Each record below should be printed exactly as it was written.
#### Records supplied ####
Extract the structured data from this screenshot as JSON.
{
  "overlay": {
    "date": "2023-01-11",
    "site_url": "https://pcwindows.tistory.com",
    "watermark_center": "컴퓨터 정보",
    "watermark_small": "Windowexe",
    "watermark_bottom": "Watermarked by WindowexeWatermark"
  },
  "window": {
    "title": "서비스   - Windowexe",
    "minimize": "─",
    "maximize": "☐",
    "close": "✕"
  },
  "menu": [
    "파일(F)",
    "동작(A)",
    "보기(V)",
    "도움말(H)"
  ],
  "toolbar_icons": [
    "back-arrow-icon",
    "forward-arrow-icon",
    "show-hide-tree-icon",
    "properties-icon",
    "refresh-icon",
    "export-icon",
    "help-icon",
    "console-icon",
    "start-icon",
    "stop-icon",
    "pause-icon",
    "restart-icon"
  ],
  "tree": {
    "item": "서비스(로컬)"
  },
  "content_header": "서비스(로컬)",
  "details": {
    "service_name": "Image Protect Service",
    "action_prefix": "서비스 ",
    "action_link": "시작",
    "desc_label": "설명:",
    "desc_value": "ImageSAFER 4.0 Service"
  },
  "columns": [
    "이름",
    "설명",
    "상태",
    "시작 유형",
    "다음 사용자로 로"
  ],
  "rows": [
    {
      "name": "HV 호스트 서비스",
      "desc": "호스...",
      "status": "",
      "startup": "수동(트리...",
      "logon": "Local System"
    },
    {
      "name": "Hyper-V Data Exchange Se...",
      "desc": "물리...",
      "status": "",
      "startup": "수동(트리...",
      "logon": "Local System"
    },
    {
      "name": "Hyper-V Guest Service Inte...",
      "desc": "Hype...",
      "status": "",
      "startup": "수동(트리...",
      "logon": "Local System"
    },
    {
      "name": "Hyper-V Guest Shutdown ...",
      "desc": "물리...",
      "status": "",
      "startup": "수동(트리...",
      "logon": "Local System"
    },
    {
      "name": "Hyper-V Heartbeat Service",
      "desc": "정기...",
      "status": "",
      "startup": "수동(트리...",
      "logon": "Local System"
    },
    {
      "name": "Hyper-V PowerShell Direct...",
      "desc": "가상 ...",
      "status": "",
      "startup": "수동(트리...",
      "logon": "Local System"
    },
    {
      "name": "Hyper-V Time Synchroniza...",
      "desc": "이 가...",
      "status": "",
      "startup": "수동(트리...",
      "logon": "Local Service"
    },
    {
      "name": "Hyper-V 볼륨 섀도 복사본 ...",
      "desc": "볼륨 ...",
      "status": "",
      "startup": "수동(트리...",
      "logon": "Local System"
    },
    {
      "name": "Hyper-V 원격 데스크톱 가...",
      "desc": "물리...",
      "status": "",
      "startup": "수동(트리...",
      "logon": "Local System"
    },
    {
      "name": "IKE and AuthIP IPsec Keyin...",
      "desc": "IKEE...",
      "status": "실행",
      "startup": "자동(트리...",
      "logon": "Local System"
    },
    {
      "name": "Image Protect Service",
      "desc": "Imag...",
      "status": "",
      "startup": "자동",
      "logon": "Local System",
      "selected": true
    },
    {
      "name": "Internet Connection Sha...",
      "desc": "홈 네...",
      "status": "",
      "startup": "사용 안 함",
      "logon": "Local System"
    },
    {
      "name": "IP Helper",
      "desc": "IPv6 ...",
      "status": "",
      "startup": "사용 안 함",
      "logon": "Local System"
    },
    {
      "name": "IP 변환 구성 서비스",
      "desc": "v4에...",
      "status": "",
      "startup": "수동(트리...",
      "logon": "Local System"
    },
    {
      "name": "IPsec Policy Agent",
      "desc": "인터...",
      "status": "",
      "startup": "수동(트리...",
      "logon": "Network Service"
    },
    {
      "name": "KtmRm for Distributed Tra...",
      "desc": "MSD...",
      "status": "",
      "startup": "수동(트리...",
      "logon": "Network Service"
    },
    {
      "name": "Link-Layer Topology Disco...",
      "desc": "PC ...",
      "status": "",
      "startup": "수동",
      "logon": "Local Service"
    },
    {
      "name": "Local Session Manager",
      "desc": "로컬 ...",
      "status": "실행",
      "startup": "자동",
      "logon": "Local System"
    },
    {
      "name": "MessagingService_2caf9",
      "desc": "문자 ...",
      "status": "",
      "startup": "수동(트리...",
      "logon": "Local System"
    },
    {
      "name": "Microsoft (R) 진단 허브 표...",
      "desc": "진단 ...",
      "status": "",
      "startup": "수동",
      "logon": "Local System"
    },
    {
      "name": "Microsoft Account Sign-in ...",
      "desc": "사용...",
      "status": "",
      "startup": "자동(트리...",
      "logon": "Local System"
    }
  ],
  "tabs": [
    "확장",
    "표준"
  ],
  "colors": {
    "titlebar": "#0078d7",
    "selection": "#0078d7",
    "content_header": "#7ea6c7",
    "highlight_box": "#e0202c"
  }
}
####
▶ **Task output**:
Extract the structured data from this screenshot as JSON.
{
  "overlay": {
    "date": "2023-01-11",
    "site_url": "https://pcwindows.tistory.com",
    "watermark_center": "컴퓨터 정보",
    "watermark_small": "Windowexe",
    "watermark_bottom": "Watermarked by WindowexeWatermark"
  },
  "window": {
    "title": "서비스   - Windowexe",
    "minimize": "─",
    "maximize": "☐",
    "close": "✕"
  },
  "menu": [
    "파일(F)",
    "동작(A)",
    "보기(V)",
    "도움말(H)"
  ],
  "toolbar_icons": [
    "back-arrow-icon",
    "forward-arrow-icon",
    "show-hide-tree-icon",
    "properties-icon",
    "refresh-icon",
    "export-icon",
    "help-icon",
    "console-icon",
    "start-icon",
    "stop-icon",
    "pause-icon",
    "restart-icon"
  ],
  "tree": {
    "item": "서비스(로컬)"
  },
  "content_header": "서비스(로컬)",
  "details": {
    "service_name": "Image Protect Service",
    "action_prefix": "서비스 ",
    "action_link": "시작",
    "desc_label": "설명:",
    "desc_value": "ImageSAFER 4.0 Service"
  },
  "columns": [
    "이름",
    "설명",
    "상태",
    "시작 유형",
    "다음 사용자로 로"
  ],
  "rows": [
    {
      "name": "HV 호스트 서비스",
      "desc": "호스...",
      "status": "",
      "startup": "수동(트리...",
      "logon": "Local System"
    },
    {
      "name": "Hyper-V Data Exchange Se...",
      "desc": "물리...",
      "status": "",
      "startup": "수동(트리...",
      "logon": "Local System"
    },
    {
      "name": "Hyper-V Guest Service Inte...",
      "desc": "Hype...",
      "status": "",
      "startup": "수동(트리...",
      "logon": "Local System"
    },
    {
      "name": "Hyper-V Guest Shutdown ...",
      "desc": "물리...",
      "status": "",
      "startup": "수동(트리...",
      "logon": "Local System"
    },
    {
      "name": "Hyper-V Heartbeat Service",
      "desc": "정기...",
      "status": "",
      "startup": "수동(트리...",
      "logon": "Local System"
    },
    {
      "name": "Hyper-V PowerShell Direct...",
      "desc": "가상 ...",
      "status": "",
      "startup": "수동(트리...",
      "logon": "Local System"
    },
    {
      "name": "Hyper-V Time Synchroniza...",
      "desc": "이 가...",
      "status": "",
      "startup": "수동(트리...",
      "logon": "Local Service"
    },
    {
      "name": "Hyper-V 볼륨 섀도 복사본 ...",
      "desc": "볼륨 ...",
      "status": "",
      "startup": "수동(트리...",
      "logon": "Local System"
    },
    {
      "name": "Hyper-V 원격 데스크톱 가...",
      "desc": "물리...",
      "status": "",
      "startup": "수동(트리...",
      "logon": "Local System"
    },
    {
      "name": "IKE and AuthIP IPsec Keyin...",
      "desc": "IKEE...",
      "status": "실행",
      "startup": "자동(트리...",
      "logon": "Local System"
    },
    {
      "name": "Image Protect Service",
      "desc": "Imag...",
      "status": "",
      "startup": "자동",
      "logon": "Local System",
      "selected": true
    },
    {
      "name": "Internet Connection Sha...",
      "desc": "홈 네...",
      "status": "",
      "startup": "사용 안 함",
      "logon": "Local System"
    },
    {
      "name": "IP Helper",
      "desc": "IPv6 ...",
      "status": "",
      "startup": "사용 안 함",
      "logon": "Local System"
    },
    {
      "name": "IP 변환 구성 서비스",
      "desc": "v4에...",
      "status": "",
      "startup": "수동(트리...",
      "logon": "Local System"
    },
    {
      "name": "IPsec Policy Agent",
      "desc": "인터...",
      "status": "",
      "startup": "수동(트리...",
      "logon": "Network Service"
    },
    {
      "name": "KtmRm for Distributed Tra...",
      "desc": "MSD...",
      "status": "",
      "startup": "수동(트리...",
      "logon": "Network Service"
    },
    {
      "name": "Link-Layer Topology Disco...",
      "desc": "PC ...",
      "status": "",
      "startup": "수동",
      "logon": "Local Service"
    },
    {
      "name": "Local Session Manager",
      "desc": "로컬 ...",
      "status": "실행",
      "startup": "자동",
      "logon": "Local System"
    },
    {
      "name": "MessagingService_2caf9",
      "desc": "문자 ...",
      "status": "",
      "startup": "수동(트리...",
      "logon": "Local System"
    },
    {
      "name": "Microsoft (R) 진단 허브 표...",
      "desc": "진단 ...",
      "status": "",
      "startup": "수동",
      "logon": "Local System"
    },
    {
      "name": "Microsoft Account Sign-in ...",
      "desc": "사용...",
      "status": "",
      "startup": "자동(트리...",
      "logon": "Local System"
    }
  ],
  "tabs": [
    "확장",
    "표준"
  ],
  "colors": {
    "titlebar": "#0078d7",
    "selection": "#0078d7",
    "content_header": "#7ea6c7",
    "highlight_box": "#e0202c"
  }
}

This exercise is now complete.